“I had a couple of setbacks along the way and another trip to the ER. All of a sudden, I was three weeks in, and I was starting to think about it. My body was progressing well, and I thought I was going to get there. God put it in my heart to go for it. Even if I couldn’t see it, it was like “ok, let’s go and do this”. And I was crazy enough to do it.”

At 46, Neben is one of the oldest riders at the worlds and by far one of the most experienced. Donning the stars and stripes for international competition is still a special moment for her, after nearly two decades of racing at the worlds.

“I’m so blessed to have these opportunities. So many riders dream of being able to compete at the world championships and, for me, it’s my 17th time competing at the world championships,” Neben said. “Every time is special, and I don’t take it for granted. I know there is a whole nation that is cheering for me. It’s really a cool thing. Definitely an honor.”

Leah Thomas motivated by TT ride

Leah Thomas took 14th in the world championships TT
Leah Thomas took 14th in the world championships TT (Photo: Tim de Waele / Getty Images)

Leah Thomas was also competing for the USA after being selected to replace the injured Chloé Dygert. It is the third time she has represented the U.S. in the individual TT at the worlds and she rode to 14th at 2:50 behind van Dijk.

She has previously finished fifth and seventh, in 2018 and 2019 respectively, on far hillier courses than the one she was presented with Monday but still went into the event with ambition. However, a bike change put paid to a better result than the 14th she took in Flanders.
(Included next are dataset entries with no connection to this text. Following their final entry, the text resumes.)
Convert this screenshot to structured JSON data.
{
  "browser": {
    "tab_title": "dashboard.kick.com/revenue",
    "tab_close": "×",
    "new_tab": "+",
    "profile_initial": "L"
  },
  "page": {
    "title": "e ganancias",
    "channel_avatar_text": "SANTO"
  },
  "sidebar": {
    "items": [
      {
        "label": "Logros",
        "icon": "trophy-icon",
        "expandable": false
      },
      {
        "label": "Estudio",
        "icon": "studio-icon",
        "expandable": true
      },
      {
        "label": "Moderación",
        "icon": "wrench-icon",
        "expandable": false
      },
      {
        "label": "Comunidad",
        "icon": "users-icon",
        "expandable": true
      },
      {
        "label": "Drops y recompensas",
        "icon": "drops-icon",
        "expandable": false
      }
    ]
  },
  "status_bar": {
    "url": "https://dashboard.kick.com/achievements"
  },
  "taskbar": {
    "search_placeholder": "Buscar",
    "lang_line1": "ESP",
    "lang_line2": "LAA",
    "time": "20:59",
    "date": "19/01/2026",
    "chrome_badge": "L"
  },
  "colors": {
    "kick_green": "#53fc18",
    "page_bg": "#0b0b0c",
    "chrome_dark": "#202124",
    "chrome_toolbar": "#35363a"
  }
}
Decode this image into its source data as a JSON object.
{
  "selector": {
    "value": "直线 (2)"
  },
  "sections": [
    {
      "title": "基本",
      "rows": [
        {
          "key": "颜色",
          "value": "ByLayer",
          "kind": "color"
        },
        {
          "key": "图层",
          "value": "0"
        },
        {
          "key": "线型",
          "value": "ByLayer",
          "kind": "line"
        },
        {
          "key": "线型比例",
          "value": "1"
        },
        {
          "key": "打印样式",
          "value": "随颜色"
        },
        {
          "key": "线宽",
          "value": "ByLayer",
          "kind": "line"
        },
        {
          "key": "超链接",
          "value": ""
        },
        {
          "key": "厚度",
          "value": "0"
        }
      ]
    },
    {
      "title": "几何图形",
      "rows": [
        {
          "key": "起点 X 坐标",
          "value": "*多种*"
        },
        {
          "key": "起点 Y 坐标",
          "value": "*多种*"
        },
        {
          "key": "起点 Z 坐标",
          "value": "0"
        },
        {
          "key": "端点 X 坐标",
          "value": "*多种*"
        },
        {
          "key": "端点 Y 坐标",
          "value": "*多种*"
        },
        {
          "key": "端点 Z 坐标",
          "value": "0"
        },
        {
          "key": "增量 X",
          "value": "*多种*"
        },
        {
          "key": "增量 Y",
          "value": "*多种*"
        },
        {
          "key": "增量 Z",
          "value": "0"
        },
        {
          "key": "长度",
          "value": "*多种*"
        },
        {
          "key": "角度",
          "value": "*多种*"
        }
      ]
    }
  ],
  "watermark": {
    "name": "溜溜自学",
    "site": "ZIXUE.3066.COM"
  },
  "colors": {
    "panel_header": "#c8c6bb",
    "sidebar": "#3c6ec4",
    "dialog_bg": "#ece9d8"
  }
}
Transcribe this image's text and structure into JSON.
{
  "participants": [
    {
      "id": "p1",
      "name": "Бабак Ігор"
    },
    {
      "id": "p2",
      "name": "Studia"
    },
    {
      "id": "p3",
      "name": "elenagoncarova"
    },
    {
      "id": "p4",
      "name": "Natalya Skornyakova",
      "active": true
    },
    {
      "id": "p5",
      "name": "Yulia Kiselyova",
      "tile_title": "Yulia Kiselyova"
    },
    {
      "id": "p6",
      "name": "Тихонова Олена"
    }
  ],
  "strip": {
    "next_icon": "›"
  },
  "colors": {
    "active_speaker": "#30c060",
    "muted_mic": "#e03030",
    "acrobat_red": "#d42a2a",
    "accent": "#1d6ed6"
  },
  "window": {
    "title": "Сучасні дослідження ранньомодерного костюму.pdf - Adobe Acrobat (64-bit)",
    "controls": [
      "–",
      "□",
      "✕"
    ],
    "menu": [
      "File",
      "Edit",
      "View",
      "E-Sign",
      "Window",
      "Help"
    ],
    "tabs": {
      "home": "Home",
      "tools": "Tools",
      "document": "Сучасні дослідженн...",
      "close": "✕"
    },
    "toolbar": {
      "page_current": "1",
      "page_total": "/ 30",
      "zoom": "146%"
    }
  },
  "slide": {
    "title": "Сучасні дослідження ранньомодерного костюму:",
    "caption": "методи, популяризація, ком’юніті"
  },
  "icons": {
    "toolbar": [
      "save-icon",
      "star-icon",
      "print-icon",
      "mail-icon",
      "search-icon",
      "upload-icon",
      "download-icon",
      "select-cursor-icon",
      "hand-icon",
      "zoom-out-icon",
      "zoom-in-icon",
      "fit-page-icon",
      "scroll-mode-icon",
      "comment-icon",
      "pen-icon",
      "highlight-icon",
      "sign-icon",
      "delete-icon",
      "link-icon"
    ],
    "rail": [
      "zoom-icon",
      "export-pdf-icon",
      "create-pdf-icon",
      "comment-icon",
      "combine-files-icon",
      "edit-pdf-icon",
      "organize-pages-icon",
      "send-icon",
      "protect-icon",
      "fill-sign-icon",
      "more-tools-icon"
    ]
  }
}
While she was not happy with the result, she hopes to use it as a building block for building her TT skills in 2022.

“I think I can take motivation from this ride. I feel like I haven’t yet had a perfect worlds TT and I think that focusing on it and making it a goal is something that excites me and motivates me. Hopefully, we can use that as a guide for next year,” Thomas said.

“I wasn’t quite sure what to expect. I had a big racing block before this, and I wasn’t expecting a time trial spot. I haven’t really had the opportunity to dedicate myself and focusing on this event this year. I really wanted to be able to cross the finish line and be proud of my effort at the end of the day. I didn’t have a perfect ride, but I felt like I dug to the end, and I can use that as a learning experience.”

Thomas will ride the mixed relay and the road race over the coming days where she hopes to pull out a strong result. She’ll be one of the potential contenders for the USA in the road race Saturday after a strong period of racing through September that brought a stage win and GC victory at the Tour de l’Ardèche.

“Anytime you’re on a good stint, it builds your confidence,” Thomas said. “In this last racing block, my goal was to race without fear, going all in and letting the cards fall how they fall. If they didn’t work out in my favor, I wanted to learn from it and move forward, but to give it a real try. That brought me a lot of success this year and it was really liberating and fun.

“When you have the freedom to race aggressively, at least for me, it really motivated and excites me. More than anything, I was bringing that excitement and energy to racing at this world championships.”